Banking Inquiry 'to be abandoned' if report is queried
Fears that final report is 'less balanced' than draft
The Banking Inquiry is likely be abandoned completely if serious concerns are raised about the final report which was sent to interested parties last week.
The Sunday Independent understands committee members discussed entirely abandoning the embattled inquiry into the collapse of the Irish economy during a heated meeting before signing off on the final report. At the meeting in Leinster House, the committee's legal team warned that the final report was "almost worse" than the draft version which caused dissent within the inquiry.
Lawyers are believed to have a given a "brutal" frank assessment of the final report, which they said was less balanced than the first draft. However, legal changes were made to reduce the chances of those named in the report launching court actions to have elements of the findings removed.
Despite the warnings, committee members voted to sign off on the report and sent it to those mentioned in the findings. "The decision was taken to put it out as a form of external quality assurance and if it comes back with a tonne of stuff, we will have to drop it," a committee source said.
The first 750-page report was rejected by committee members and it was decided that a 'finalisation team' would perform an overhaul of the document. "The rescue attempt didn't work, the lawyers told us, but we decided put it out anyway," another committee source said.

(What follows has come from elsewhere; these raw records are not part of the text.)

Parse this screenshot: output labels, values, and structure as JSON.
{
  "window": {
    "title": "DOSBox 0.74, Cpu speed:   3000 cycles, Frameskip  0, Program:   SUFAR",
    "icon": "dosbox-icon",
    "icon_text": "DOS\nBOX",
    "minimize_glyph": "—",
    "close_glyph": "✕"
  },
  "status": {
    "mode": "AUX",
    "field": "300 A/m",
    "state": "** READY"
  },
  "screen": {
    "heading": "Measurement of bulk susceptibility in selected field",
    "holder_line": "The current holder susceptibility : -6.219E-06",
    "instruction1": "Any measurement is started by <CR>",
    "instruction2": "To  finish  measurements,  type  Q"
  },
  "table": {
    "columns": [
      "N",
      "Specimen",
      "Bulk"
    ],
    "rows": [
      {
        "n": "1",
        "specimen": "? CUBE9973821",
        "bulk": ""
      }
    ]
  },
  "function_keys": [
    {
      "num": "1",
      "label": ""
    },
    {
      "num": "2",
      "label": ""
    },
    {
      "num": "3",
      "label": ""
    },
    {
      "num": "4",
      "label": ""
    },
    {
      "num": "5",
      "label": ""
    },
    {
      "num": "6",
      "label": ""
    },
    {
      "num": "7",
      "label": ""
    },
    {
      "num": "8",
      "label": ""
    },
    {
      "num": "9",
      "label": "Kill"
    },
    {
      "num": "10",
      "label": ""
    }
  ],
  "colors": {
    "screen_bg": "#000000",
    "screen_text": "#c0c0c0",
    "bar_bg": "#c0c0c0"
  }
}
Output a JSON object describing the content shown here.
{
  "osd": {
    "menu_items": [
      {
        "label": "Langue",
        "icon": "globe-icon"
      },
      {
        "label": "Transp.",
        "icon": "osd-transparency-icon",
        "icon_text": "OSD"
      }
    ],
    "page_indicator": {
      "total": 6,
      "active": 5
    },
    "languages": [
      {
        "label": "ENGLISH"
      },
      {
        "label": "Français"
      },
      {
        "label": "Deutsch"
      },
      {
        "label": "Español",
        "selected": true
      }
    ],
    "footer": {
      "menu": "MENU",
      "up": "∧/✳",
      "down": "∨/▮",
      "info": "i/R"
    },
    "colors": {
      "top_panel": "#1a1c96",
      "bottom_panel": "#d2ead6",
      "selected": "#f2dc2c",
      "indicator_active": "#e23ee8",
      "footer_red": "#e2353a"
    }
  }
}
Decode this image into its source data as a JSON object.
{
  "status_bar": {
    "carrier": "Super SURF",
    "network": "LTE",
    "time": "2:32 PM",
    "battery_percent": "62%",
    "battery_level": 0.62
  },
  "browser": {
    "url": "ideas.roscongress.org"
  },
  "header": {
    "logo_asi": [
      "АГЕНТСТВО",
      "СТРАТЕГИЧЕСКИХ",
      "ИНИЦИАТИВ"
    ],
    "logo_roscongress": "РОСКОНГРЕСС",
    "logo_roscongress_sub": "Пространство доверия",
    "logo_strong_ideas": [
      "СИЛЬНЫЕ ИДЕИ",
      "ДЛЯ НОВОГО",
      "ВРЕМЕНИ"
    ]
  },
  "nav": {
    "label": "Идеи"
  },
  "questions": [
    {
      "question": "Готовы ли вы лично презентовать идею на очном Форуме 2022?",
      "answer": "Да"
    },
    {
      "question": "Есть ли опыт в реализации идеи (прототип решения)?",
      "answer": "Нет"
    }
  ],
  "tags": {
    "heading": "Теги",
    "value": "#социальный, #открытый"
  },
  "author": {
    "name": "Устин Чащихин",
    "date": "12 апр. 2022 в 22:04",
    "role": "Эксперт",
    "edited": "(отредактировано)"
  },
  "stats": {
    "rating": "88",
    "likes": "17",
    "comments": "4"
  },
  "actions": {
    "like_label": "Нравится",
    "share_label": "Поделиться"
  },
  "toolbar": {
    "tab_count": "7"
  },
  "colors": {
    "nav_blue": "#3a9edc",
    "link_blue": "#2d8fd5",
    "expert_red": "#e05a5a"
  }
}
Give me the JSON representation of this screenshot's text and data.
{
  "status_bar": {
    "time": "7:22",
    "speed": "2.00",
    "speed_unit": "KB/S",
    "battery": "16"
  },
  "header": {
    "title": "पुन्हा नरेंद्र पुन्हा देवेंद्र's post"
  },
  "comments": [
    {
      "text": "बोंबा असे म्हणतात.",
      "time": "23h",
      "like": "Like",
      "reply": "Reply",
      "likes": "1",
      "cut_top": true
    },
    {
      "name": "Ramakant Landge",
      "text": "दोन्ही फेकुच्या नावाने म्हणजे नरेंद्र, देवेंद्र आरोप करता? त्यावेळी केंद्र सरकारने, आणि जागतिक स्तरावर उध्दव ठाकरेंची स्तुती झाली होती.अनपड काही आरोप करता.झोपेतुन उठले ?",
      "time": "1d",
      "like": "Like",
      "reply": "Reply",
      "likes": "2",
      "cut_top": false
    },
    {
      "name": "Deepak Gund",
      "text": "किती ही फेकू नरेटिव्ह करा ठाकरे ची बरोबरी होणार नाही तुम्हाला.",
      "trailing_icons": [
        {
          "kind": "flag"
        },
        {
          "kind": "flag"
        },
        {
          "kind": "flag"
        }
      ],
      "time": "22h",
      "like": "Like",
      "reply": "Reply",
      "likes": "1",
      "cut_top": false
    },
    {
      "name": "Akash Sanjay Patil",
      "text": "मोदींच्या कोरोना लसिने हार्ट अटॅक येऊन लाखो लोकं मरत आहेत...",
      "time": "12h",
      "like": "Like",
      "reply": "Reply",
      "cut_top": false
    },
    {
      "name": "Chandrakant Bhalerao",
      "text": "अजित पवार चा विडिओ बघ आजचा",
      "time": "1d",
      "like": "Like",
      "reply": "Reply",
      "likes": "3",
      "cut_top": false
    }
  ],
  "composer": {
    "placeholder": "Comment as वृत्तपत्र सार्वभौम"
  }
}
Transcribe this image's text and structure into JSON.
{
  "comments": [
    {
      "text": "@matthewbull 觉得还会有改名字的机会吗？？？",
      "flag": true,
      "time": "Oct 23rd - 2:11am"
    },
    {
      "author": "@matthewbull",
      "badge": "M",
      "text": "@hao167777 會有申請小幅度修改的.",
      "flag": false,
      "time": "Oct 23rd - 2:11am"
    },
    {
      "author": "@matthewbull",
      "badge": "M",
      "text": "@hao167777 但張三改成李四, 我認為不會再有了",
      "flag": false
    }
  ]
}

"In trimming down the report, we have gotten rid of a lot content and the lawyers said it wasn't clear why we did that and that it makes it a less accurate portrayal of what actually happened in the inquiry," the source added.
The report was sent electronically to all those named in it and those who came before the hearings over the last year. There is a December 28 deadline to respond to the inquiry with changes or submissions. If the changes are significant or if there are legal challenges, it is believed the committee will not have time to meet its own deadline to publish on January 27.
One of the only people understood to be mentioned in the report who could not be reached was controversial former IMF chief Dominique Strauss-Kahn. Sources said the investigation team could not get in contact with Mr Strauss-Kahn or find an address to send the report to.
Meanwhile, Fianna Fail senator and committee member Marc MacSharry has insisted the Houses of the Oireachtas Service should apologise to a whistleblower who made serious allegations about the committee's work during the summer. The whistleblower's claims of improper conduct were dismissed by barrister Senan Allen who carried out a review of the allegations.
Mr Allen published a 140-page report which found none of the allegations raised were well-founded.
However, the whistleblower wrote back to the committee calling for the barrister's report to be withdrawn. Mr MacSharry said he will also be calling on the Oireachtas to withdraw Mr Allen's report.
He said he will also ask the Comptroller and Auditor General this week to investigate the Banking Inquiry allegations along with his review of fresh claims from a Central Bank whistleblower.
The Banking Inquiry whistleblower raised concerns about evidence given to the inquiry by the Central Bank.
The Central Bank whistleblower claims they were sacked after raising concerns about being asked to change an audit. The Central Bank denies acting inappropriately.